Commercial contractors continue to battle various material shortages as a result of the coronavirus pandemic, according to the Q4 2020 U.S. Chamber of Commerce Commercial Construction Index. Furthermore, experts say that the shortages and difficulty in procuring certain construction materials, as well as the resulting cost increases, won’t go away any time soon.
These price increases and material shortages are having a direct impact on our industry, and must be planned for. Fuel, copper, steel, and aluminium have each experienced modest price increases, while concrete’s price has slightly decreased, according to Atillo Rivetti, VP at Turner Construction in NYC. He also reports that Turner has received notification of further material and equipment price increases to expect in the upcoming year.
Additionally, steel and lumber prices have also increased considerably, jumping up several different times this past fall, according to a report from Ken Simonson, chief economist for the Associated General Contractors of America.
These shortages are having an impact on not only cost associated with building materials, but also on lead times for projects. These price increases for items like scrap steel and gypsum drywall are expected to continue well into 2021.
The Chamber of Commerce’s quarterly report also detailed other challenges facing contractors as a result of COVID-19 including the following:
- 83% experiencing product delays
- 71% struggling with schedule requirements
- 68% experiencing delays expected to continue into Q2 of 2021
- 58% putting in higher bids on various projects
- 53% say major project shutdowns and delays are a big concern
- 41% say material shortages are a severe consequence of COVID-19
- 39% are turning down opportunities for work
Other concerns to be aware of are increasing transportation rates, and increases in labor costs, which are impacting the industry just as much as manufacturers pricing increases across the board.
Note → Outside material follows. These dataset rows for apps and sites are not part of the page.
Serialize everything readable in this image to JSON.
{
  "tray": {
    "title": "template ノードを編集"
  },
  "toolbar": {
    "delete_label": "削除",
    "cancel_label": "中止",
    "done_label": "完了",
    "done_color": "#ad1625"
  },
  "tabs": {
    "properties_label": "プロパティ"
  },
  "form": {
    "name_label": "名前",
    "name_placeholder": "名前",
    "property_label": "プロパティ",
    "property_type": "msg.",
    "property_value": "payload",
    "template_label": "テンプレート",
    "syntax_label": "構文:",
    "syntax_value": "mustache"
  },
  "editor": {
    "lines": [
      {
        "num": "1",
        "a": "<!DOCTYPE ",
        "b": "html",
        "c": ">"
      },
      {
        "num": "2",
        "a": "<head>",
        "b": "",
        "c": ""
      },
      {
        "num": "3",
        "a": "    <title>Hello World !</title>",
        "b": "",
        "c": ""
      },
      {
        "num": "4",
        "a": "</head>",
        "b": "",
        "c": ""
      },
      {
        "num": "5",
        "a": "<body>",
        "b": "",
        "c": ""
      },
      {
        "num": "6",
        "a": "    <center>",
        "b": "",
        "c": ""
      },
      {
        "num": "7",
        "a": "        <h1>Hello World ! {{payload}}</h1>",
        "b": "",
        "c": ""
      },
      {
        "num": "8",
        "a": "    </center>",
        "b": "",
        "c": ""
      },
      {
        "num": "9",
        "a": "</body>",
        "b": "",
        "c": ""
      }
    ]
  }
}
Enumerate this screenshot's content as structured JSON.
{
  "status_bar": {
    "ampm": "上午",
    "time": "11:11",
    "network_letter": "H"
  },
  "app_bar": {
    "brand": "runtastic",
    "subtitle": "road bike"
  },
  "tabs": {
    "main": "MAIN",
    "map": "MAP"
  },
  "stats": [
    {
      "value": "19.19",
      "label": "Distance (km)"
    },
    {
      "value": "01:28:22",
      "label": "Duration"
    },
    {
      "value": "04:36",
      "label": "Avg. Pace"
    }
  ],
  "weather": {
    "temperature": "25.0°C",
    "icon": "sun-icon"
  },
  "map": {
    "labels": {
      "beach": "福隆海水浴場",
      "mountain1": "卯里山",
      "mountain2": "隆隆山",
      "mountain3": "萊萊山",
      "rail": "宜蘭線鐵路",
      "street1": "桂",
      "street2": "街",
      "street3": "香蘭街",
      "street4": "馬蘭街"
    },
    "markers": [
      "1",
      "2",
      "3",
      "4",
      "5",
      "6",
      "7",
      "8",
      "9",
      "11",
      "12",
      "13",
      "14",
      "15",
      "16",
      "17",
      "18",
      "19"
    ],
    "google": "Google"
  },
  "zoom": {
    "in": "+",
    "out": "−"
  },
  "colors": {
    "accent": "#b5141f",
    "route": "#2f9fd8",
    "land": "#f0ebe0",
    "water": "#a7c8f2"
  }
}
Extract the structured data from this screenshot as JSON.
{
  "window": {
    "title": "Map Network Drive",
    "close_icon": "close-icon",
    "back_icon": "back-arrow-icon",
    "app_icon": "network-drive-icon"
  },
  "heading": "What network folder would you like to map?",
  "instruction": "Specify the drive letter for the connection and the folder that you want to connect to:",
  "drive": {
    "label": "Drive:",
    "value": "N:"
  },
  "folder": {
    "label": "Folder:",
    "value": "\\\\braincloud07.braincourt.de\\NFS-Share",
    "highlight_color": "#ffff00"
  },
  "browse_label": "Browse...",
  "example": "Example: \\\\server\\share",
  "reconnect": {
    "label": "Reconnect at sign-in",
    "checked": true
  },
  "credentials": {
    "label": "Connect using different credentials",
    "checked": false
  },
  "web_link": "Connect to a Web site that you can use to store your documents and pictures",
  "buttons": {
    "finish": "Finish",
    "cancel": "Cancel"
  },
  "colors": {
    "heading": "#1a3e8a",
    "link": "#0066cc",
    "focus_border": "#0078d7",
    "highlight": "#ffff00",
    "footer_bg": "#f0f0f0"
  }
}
These issues are something to be aware of and plan ahead for, as key players anticipate a lot more of this in the coming year.